**Dataset records:**
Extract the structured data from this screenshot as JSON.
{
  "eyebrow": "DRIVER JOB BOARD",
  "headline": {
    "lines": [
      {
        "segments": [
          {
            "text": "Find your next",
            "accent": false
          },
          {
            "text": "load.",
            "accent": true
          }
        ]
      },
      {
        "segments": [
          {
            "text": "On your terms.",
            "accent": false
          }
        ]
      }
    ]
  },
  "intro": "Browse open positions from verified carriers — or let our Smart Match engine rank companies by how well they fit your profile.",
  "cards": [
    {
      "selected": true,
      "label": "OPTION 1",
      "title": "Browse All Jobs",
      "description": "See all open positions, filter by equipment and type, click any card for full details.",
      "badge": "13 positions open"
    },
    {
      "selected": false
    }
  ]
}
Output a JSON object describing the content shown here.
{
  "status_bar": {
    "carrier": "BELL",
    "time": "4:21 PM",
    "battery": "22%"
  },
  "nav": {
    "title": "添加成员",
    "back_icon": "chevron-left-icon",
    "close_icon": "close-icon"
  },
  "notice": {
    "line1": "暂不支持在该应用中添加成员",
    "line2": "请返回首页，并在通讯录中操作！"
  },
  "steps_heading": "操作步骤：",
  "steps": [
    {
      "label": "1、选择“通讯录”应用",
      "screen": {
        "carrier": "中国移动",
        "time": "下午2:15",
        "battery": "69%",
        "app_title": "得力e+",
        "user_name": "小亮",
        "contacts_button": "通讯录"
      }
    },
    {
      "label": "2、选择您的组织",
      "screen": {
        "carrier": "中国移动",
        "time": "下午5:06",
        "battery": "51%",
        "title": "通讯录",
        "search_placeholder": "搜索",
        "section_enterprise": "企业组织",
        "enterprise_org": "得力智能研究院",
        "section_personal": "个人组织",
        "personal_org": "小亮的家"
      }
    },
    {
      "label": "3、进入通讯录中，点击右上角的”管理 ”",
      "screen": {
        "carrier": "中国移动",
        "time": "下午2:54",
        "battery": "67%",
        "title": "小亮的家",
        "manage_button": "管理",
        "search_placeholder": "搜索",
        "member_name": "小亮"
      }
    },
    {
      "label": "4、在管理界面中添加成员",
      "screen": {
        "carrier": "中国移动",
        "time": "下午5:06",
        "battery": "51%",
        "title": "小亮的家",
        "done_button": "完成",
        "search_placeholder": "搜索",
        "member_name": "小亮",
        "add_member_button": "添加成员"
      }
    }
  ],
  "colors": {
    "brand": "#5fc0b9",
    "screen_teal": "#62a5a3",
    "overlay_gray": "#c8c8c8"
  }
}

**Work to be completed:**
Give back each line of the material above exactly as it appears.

**Exercise answer:**
Extract the structured data from this screenshot as JSON.
{
  "eyebrow": "DRIVER JOB BOARD",
  "headline": {
    "lines": [
      {
        "segments": [
          {
            "text": "Find your next",
            "accent": false
          },
          {
            "text": "load.",
            "accent": true
          }
        ]
      },
      {
        "segments": [
          {
            "text": "On your terms.",
            "accent": false
          }
        ]
      }
    ]
  },
  "intro": "Browse open positions from verified carriers — or let our Smart Match engine rank companies by how well they fit your profile.",
  "cards": [
    {
      "selected": true,
      "label": "OPTION 1",
      "title": "Browse All Jobs",
      "description": "See all open positions, filter by equipment and type, click any card for full details.",
      "badge": "13 positions open"
    },
    {
      "selected": false
    }
  ]
}
Output a JSON object describing the content shown here.
{
  "status_bar": {
    "carrier": "BELL",
    "time": "4:21 PM",
    "battery": "22%"
  },
  "nav": {
    "title": "添加成员",
    "back_icon": "chevron-left-icon",
    "close_icon": "close-icon"
  },
  "notice": {
    "line1": "暂不支持在该应用中添加成员",
    "line2": "请返回首页，并在通讯录中操作！"
  },
  "steps_heading": "操作步骤：",
  "steps": [
    {
      "label": "1、选择“通讯录”应用",
      "screen": {
        "carrier": "中国移动",
        "time": "下午2:15",
        "battery": "69%",
        "app_title": "得力e+",
        "user_name": "小亮",
        "contacts_button": "通讯录"
      }
    },
    {
      "label": "2、选择您的组织",
      "screen": {
        "carrier": "中国移动",
        "time": "下午5:06",
        "battery": "51%",
        "title": "通讯录",
        "search_placeholder": "搜索",
        "section_enterprise": "企业组织",
        "enterprise_org": "得力智能研究院",
        "section_personal": "个人组织",
        "personal_org": "小亮的家"
      }
    },
    {
      "label": "3、进入通讯录中，点击右上角的”管理 ”",
      "screen": {
        "carrier": "中国移动",
        "time": "下午2:54",
        "battery": "67%",
        "title": "小亮的家",
        "manage_button": "管理",
        "search_placeholder": "搜索",
        "member_name": "小亮"
      }
    },
    {
      "label": "4、在管理界面中添加成员",
      "screen": {
        "carrier": "中国移动",
        "time": "下午5:06",
        "battery": "51%",
        "title": "小亮的家",
        "done_button": "完成",
        "search_placeholder": "搜索",
        "member_name": "小亮",
        "add_member_button": "添加成员"
      }
    }
  ],
  "colors": {
    "brand": "#5fc0b9",
    "screen_teal": "#62a5a3",
    "overlay_gray": "#c8c8c8"
  }
}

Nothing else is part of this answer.